Treatment guidelines recommend that patients receive treatment if they have any of the following: Significant bleeding risk <20 x 109/L platelets and moderate bleeding <10 x 10 9/L platelets with no bleeding symptomsCorticosteroids are effective treatments for 50 - 80% of individuals with either acute or chronic ITP. Even with a reduction or discontinuation of corticosteroid treatment, remission can be maintained.Anti-D immunoglobulin, administered intravenously, may be an effective treatment for Rh-positive children or adults diagnosed with acute or chronic ITP. Anti-D immunoglobulin forms red blood cell complexes that block the destruction of platelets.
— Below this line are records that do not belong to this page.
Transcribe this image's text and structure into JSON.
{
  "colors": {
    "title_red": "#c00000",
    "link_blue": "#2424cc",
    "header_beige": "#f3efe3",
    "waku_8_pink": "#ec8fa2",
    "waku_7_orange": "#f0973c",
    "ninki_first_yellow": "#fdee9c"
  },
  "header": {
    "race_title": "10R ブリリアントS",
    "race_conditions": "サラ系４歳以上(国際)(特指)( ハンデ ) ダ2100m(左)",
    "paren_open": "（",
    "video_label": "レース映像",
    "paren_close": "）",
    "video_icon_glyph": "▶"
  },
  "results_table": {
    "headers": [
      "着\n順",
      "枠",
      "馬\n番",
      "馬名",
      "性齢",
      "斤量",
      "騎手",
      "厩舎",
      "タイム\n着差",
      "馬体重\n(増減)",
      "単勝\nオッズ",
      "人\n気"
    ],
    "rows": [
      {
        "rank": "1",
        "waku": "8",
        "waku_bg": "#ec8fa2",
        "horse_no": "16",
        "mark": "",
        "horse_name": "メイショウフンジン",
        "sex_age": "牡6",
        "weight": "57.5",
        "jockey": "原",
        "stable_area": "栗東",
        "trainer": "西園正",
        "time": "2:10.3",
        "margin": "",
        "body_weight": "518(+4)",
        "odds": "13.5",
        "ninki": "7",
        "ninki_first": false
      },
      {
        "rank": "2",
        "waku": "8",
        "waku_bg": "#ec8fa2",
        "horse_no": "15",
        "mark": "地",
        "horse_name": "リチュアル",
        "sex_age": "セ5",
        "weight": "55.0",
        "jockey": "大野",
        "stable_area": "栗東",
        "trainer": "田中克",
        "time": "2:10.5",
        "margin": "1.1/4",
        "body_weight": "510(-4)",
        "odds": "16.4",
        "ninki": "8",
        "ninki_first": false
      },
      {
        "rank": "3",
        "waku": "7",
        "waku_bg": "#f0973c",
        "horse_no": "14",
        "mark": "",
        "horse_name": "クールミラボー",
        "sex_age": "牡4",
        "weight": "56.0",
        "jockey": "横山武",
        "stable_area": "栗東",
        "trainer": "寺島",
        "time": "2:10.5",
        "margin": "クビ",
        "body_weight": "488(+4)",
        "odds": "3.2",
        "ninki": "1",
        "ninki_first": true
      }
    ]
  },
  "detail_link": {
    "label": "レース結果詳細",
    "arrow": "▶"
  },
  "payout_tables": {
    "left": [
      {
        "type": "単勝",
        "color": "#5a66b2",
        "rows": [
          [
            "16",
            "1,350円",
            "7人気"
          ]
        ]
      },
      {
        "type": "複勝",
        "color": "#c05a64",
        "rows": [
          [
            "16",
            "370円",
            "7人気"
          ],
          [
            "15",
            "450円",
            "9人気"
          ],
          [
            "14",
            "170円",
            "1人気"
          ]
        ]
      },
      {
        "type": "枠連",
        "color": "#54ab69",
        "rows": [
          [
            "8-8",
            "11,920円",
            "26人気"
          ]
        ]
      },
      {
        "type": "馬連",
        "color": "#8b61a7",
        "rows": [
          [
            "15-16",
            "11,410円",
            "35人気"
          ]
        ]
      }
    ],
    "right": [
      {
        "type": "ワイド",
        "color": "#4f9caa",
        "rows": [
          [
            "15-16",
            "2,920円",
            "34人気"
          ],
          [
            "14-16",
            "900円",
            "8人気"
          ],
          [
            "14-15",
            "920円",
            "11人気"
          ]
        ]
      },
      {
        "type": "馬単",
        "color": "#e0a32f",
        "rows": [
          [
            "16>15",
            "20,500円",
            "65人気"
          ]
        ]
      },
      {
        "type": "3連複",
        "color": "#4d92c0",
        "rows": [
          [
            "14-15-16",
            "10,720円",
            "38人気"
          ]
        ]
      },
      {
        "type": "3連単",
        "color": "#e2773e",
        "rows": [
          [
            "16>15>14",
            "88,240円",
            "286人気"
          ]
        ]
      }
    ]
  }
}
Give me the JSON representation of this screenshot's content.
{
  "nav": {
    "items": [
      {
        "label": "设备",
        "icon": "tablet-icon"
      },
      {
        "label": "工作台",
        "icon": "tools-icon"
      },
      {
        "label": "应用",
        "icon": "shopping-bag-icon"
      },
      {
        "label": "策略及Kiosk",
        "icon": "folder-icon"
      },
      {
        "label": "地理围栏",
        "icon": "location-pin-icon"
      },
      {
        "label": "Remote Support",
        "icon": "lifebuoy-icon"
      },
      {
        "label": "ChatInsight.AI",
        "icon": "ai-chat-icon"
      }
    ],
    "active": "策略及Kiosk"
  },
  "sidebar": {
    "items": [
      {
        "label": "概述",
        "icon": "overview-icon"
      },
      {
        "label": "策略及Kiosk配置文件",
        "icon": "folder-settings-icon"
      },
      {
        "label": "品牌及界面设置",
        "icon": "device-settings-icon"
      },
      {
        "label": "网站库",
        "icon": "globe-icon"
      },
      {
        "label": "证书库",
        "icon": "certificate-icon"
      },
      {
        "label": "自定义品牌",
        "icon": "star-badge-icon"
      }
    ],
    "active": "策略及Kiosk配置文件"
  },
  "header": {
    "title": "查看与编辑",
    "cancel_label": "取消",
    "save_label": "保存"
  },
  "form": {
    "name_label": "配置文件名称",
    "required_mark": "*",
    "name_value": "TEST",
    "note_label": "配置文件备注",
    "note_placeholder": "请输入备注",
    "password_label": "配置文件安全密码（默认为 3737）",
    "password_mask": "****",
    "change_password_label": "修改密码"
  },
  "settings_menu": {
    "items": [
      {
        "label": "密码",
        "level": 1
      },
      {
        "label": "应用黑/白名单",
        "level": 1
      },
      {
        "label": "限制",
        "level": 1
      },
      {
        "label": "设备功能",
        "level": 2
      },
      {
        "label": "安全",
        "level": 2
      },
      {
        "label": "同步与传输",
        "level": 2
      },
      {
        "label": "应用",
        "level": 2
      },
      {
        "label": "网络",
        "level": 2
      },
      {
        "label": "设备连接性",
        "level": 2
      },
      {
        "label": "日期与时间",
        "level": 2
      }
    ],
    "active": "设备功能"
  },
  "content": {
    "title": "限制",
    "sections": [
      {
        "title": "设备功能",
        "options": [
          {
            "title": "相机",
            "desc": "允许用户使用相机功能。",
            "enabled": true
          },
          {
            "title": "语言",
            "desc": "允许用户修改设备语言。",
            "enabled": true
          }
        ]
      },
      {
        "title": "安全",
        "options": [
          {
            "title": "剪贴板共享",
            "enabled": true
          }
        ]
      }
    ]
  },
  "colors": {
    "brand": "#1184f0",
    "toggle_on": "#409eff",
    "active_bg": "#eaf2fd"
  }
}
This treatment cannot be used for patients who are Rh-negative or who have undergone a splenectomy. When a patient is refractory to the above treatments, other treatment possibilities include thrombopoietic drugs to stimulate the megakaryoblast or Rituximab, a treatment that targets CD 20-positive B-cells.Splenectomy may be a last resort treatment for chronic ITP sufferers if their platelet counts are below 30 x 109/ L or if symptoms warrant it. In ITP, antibodies develop that coat the platelets. The spleen produces macrophages whose Fc receptors recognize and destroy these antibody-coated platelets. Removing the spleen would decrease platelet destruction, but it is a last resort since the immunologic function of the spleen would also be lost.
|Which of the following set of conditions would preclude HDN as a result of Rh incompatibility:||View Page|
|The incidence of HDFN due to anti-D varies significantly according to race and ethnicity.||View Page|
|Factors That Affect Production of Anti-D|
Exposure to D+ red cells: Anti-D is red cell immune. The usual route of exposure to the D antigen is during pregnancy. Fetal bleeds into the mother occur more commonly at delivery but some may occur antenatally due to small lesions in the placenta or due to placenta previa, amniocentesis, abdominal trauma, abortion, ectopic pregnancy, etc. Transfusion is a relatively rare route of exposure since Rh-negative individuals normally receive only Rh-negative donor red cells. However, Rh-negative transfusion recipients may be exposed to small volumes of D-positive red cells in Rh-positive platelet concentrates. Also, there are rare reports of fresh frozen plasma, not normally matched for Rh(D), causing anti-D production.Volume of fetal bleed: In general, the larger the fetal bleed, the more likely the mother is to produce anti-D. Approximately 1 pregnancy in 400 result in a fetomaternal hemorrhage (FMH) of 30 mL or greater. ABO incompatibility between mother and fetus: If fetal red cells are ABO incompatible with the mother, maternal anti-A or anti-B will rapidly remove fetal cells from the circulation before anti-D can be produced. This protection decreases the chance of anti-D being produced but does not eliminate it entirely.
|The appropriate dosage of Rh immune globulin (RhIg) to administer post-delivery to an Rh-negative mother delivering an Rh-positive child is calculated based on the estimated volume of fetal bleed.What is the value of x in the formula given below that is used to calculate RhIg dosage?Number of vials of 300 µg RhIg = volume of fetal bleed/x mLEnter the number in the box below that is represented by x in the formula; do not spell out the number.(e.g., use "5" and not "five").||View Page|
These are the results of the crossmatch that was being performed in the transfusion service laboratory while the patient was receiving the two units of O Rh-negative RBCs. Cells Gel IAT* Donor I** 2+ Donor 2** 2+ Donor 3 3+ Donor 4 3+ Donor 5 2+ Donor 6 3+ * IAT = indirect antiglobulin test ** O Rh-negative RBC (Donors 3 - 6 are O Rh-positive)
|Antigen phenotyping results|
The patient's pretransfusion red cells and all donor red cells involved in the case (two group O Rh-negative RBC and four group O Rh-positive red cells initially crossmatched) were phenotyped for Jka.As expected, the patient typed as Jk(a-). The six donor RBC that were incompatible in the initial crossmatch were Jk(a+).The frequency of the Jka gene in Caucasians is ~77%, with most Caucasian red cells (50%) typing as Jk(a+b+).